In Notes on the Prelude (2012), Glenn Ligon continues to reflect on the structure of language and the formal effects of text and radically pushes the boundaries of non-representation. “Notes on the Prelude,” an etching with aquatint and dry point, is the newest image in this investigation.
The linguistic underpinnings upon which Ligon has built his work have here reached new levels of abstraction, as this work is not drawn from any precise literary or cultural source. Most of Ligon’s work is indeed rooted in appropriated text: from the writings of Jean Genet and James Baldwin, to the highs and lows of popular culture and politics. In Notes on the Prelude, there is no such quotation; rather a more formal self-appropriation of the stenciled letters which the artist has used since the late 80’s.

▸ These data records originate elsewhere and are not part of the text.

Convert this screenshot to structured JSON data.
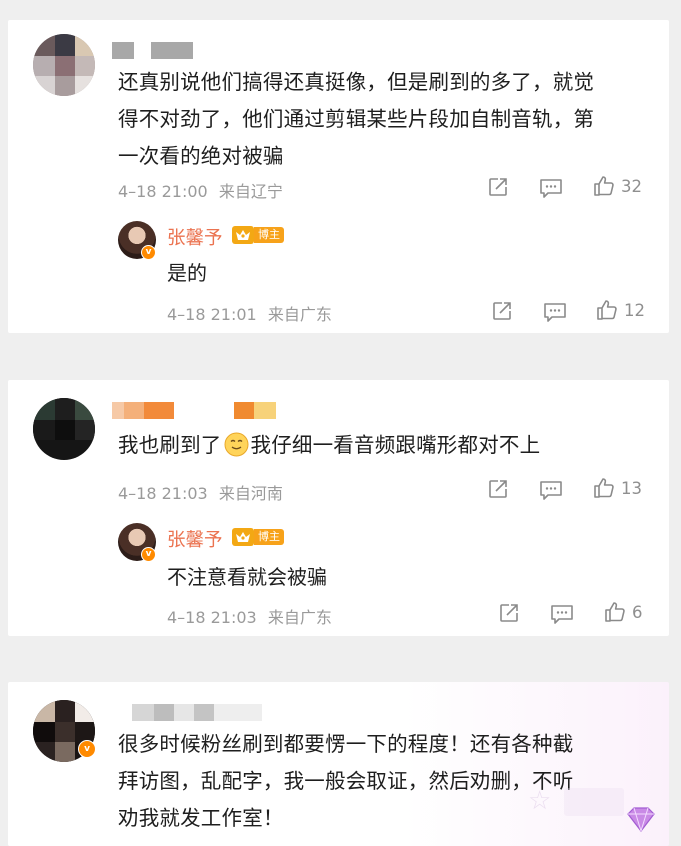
{
  "comments": [
    {
      "text_lines": [
        "还真别说他们搞得还真挺像，但是刷到的多了，就觉",
        "得不对劲了，他们通过剪辑某些片段加自制音轨，第",
        "一次看的绝对被骗"
      ],
      "time": "4–18 21:00",
      "location": "来自辽宁",
      "likes": "32",
      "reply": {
        "author": "张馨予",
        "badge": "博主",
        "text": "是的",
        "time": "4–18 21:01",
        "location": "来自广东",
        "likes": "12"
      }
    },
    {
      "text_before_emoji": "我也刷到了",
      "emoji": "smiling-face-emoji",
      "text_after_emoji": "我仔细一看音频跟嘴形都对不上",
      "time": "4–18 21:03",
      "location": "来自河南",
      "likes": "13",
      "reply": {
        "author": "张馨予",
        "badge": "博主",
        "text": "不注意看就会被骗",
        "time": "4–18 21:03",
        "location": "来自广东",
        "likes": "6"
      }
    },
    {
      "text_lines": [
        "很多时候粉丝刷到都要愣一下的程度！还有各种截",
        "拜访图，乱配字，我一般会取证，然后劝删，不听",
        "劝我就发工作室！"
      ]
    }
  ],
  "icons": [
    "share-icon",
    "comment-icon",
    "like-icon"
  ],
  "colors": {
    "background": "#efefef",
    "card": "#ffffff",
    "author_name": "#eb7350",
    "badge": "#f7a21a",
    "meta_text": "#9a9a9a"
  }
}
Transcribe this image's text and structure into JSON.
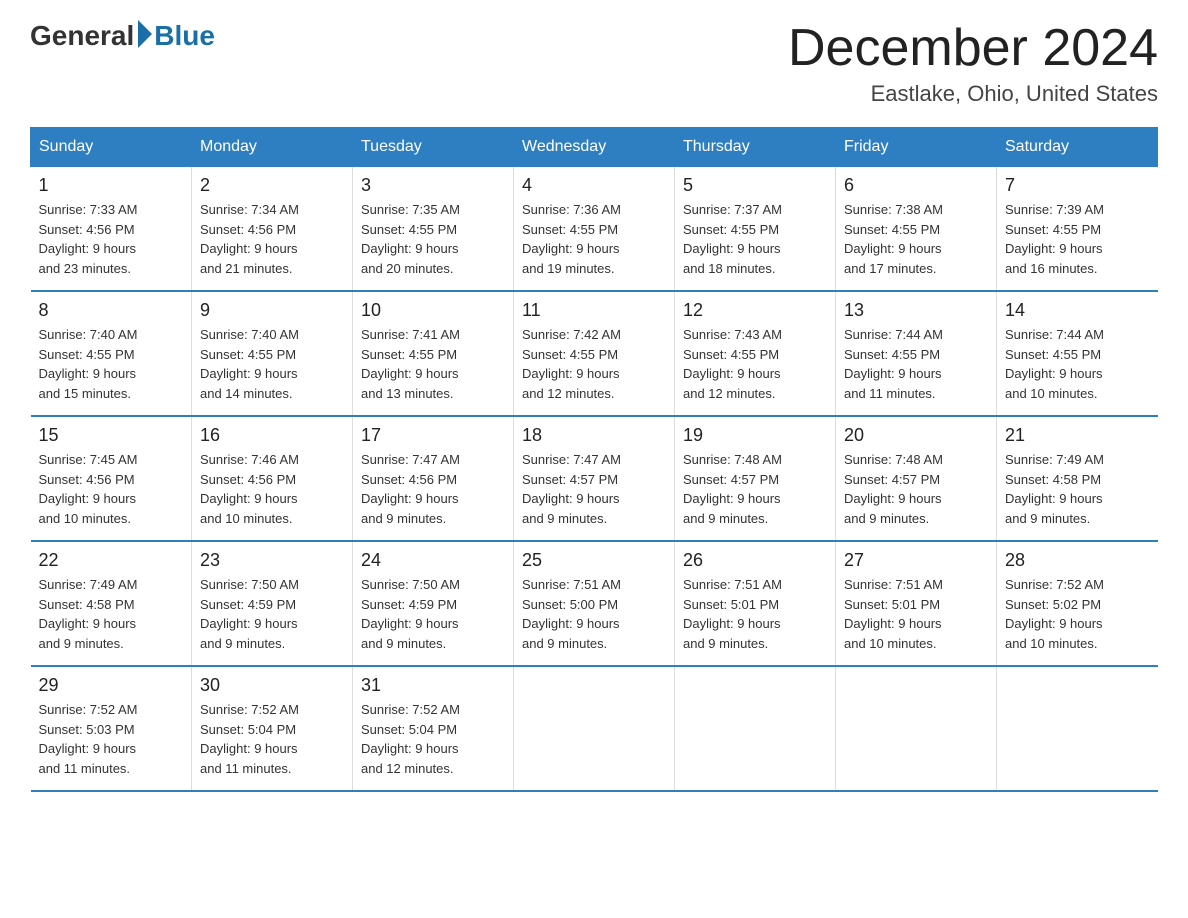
{
  "logo": {
    "general": "General",
    "blue": "Blue"
  },
  "header": {
    "month": "December 2024",
    "location": "Eastlake, Ohio, United States"
  },
  "days_of_week": [
    "Sunday",
    "Monday",
    "Tuesday",
    "Wednesday",
    "Thursday",
    "Friday",
    "Saturday"
  ],
  "weeks": [
    [
      {
        "day": "1",
        "sunrise": "7:33 AM",
        "sunset": "4:56 PM",
        "daylight": "9 hours and 23 minutes."
      },
      {
        "day": "2",
        "sunrise": "7:34 AM",
        "sunset": "4:56 PM",
        "daylight": "9 hours and 21 minutes."
      },
      {
        "day": "3",
        "sunrise": "7:35 AM",
        "sunset": "4:55 PM",
        "daylight": "9 hours and 20 minutes."
      },
      {
        "day": "4",
        "sunrise": "7:36 AM",
        "sunset": "4:55 PM",
        "daylight": "9 hours and 19 minutes."
      },
      {
        "day": "5",
        "sunrise": "7:37 AM",
        "sunset": "4:55 PM",
        "daylight": "9 hours and 18 minutes."
      },
      {
        "day": "6",
        "sunrise": "7:38 AM",
        "sunset": "4:55 PM",
        "daylight": "9 hours and 17 minutes."
      },
      {
        "day": "7",
        "sunrise": "7:39 AM",
        "sunset": "4:55 PM",
        "daylight": "9 hours and 16 minutes."
      }
    ],
    [
      {
        "day": "8",
        "sunrise": "7:40 AM",
        "sunset": "4:55 PM",
        "daylight": "9 hours and 15 minutes."
      },
      {
        "day": "9",
        "sunrise": "7:40 AM",
        "sunset": "4:55 PM",
        "daylight": "9 hours and 14 minutes."
      },
      {
        "day": "10",
        "sunrise": "7:41 AM",
        "sunset": "4:55 PM",
        "daylight": "9 hours and 13 minutes."
      },
      {
        "day": "11",
        "sunrise": "7:42 AM",
        "sunset": "4:55 PM",
        "daylight": "9 hours and 12 minutes."
      },
      {
        "day": "12",
        "sunrise": "7:43 AM",
        "sunset": "4:55 PM",
        "daylight": "9 hours and 12 minutes."
      },
      {
        "day": "13",
        "sunrise": "7:44 AM",
        "sunset": "4:55 PM",
        "daylight": "9 hours and 11 minutes."
      },
      {
        "day": "14",
        "sunrise": "7:44 AM",
        "sunset": "4:55 PM",
        "daylight": "9 hours and 10 minutes."
      }
    ],
    [
      {
        "day": "15",
        "sunrise": "7:45 AM",
        "sunset": "4:56 PM",
        "daylight": "9 hours and 10 minutes."
      },
      {
        "day": "16",
        "sunrise": "7:46 AM",
        "sunset": "4:56 PM",
        "daylight": "9 hours and 10 minutes."
      },
      {
        "day": "17",
        "sunrise": "7:47 AM",
        "sunset": "4:56 PM",
        "daylight": "9 hours and 9 minutes."
      },
      {
        "day": "18",
        "sunrise": "7:47 AM",
        "sunset": "4:57 PM",
        "daylight": "9 hours and 9 minutes."
      },
      {
        "day": "19",
        "sunrise": "7:48 AM",
        "sunset": "4:57 PM",
        "daylight": "9 hours and 9 minutes."
      },
      {
        "day": "20",
        "sunrise": "7:48 AM",
        "sunset": "4:57 PM",
        "daylight": "9 hours and 9 minutes."
      },
      {
        "day": "21",
        "sunrise": "7:49 AM",
        "sunset": "4:58 PM",
        "daylight": "9 hours and 9 minutes."
      }
    ],
    [
      {
        "day": "22",
        "sunrise": "7:49 AM",
        "sunset": "4:58 PM",
        "daylight": "9 hours and 9 minutes."
      },
      {
        "day": "23",
        "sunrise": "7:50 AM",
        "sunset": "4:59 PM",
        "daylight": "9 hours and 9 minutes."
      },
      {
        "day": "24",
        "sunrise": "7:50 AM",
        "sunset": "4:59 PM",
        "daylight": "9 hours and 9 minutes."
      },
      {
        "day": "25",
        "sunrise": "7:51 AM",
        "sunset": "5:00 PM",
        "daylight": "9 hours and 9 minutes."
      },
      {
        "day": "26",
        "sunrise": "7:51 AM",
        "sunset": "5:01 PM",
        "daylight": "9 hours and 9 minutes."
      },
      {
        "day": "27",
        "sunrise": "7:51 AM",
        "sunset": "5:01 PM",
        "daylight": "9 hours and 10 minutes."
      },
      {
        "day": "28",
        "sunrise": "7:52 AM",
        "sunset": "5:02 PM",
        "daylight": "9 hours and 10 minutes."
      }
    ],
    [
      {
        "day": "29",
        "sunrise": "7:52 AM",
        "sunset": "5:03 PM",
        "daylight": "9 hours and 11 minutes."
      },
      {
        "day": "30",
        "sunrise": "7:52 AM",
        "sunset": "5:04 PM",
        "daylight": "9 hours and 11 minutes."
      },
      {
        "day": "31",
        "sunrise": "7:52 AM",
        "sunset": "5:04 PM",
        "daylight": "9 hours and 12 minutes."
      },
      null,
      null,
      null,
      null
    ]
  ],
  "labels": {
    "sunrise": "Sunrise:",
    "sunset": "Sunset:",
    "daylight": "Daylight:"
  }
}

The stencils have been used over the years in the studio in the making of large canvases or small works on paper. They bear the marks and memories of the artist’s decisions and point to his increasing pursuit of abstraction. The small imperfections, the reversal of some letters and the smudging of the marks form an idiosyncratic lexicon of Ligon’s oeuvre. The ambiguity of the title wonderfully sums up the ambiguity of the print itself, as Notes on the Prelude, alludes both to a beginning and a self-critical relationship to it, language pushed into a new relationship to abstraction.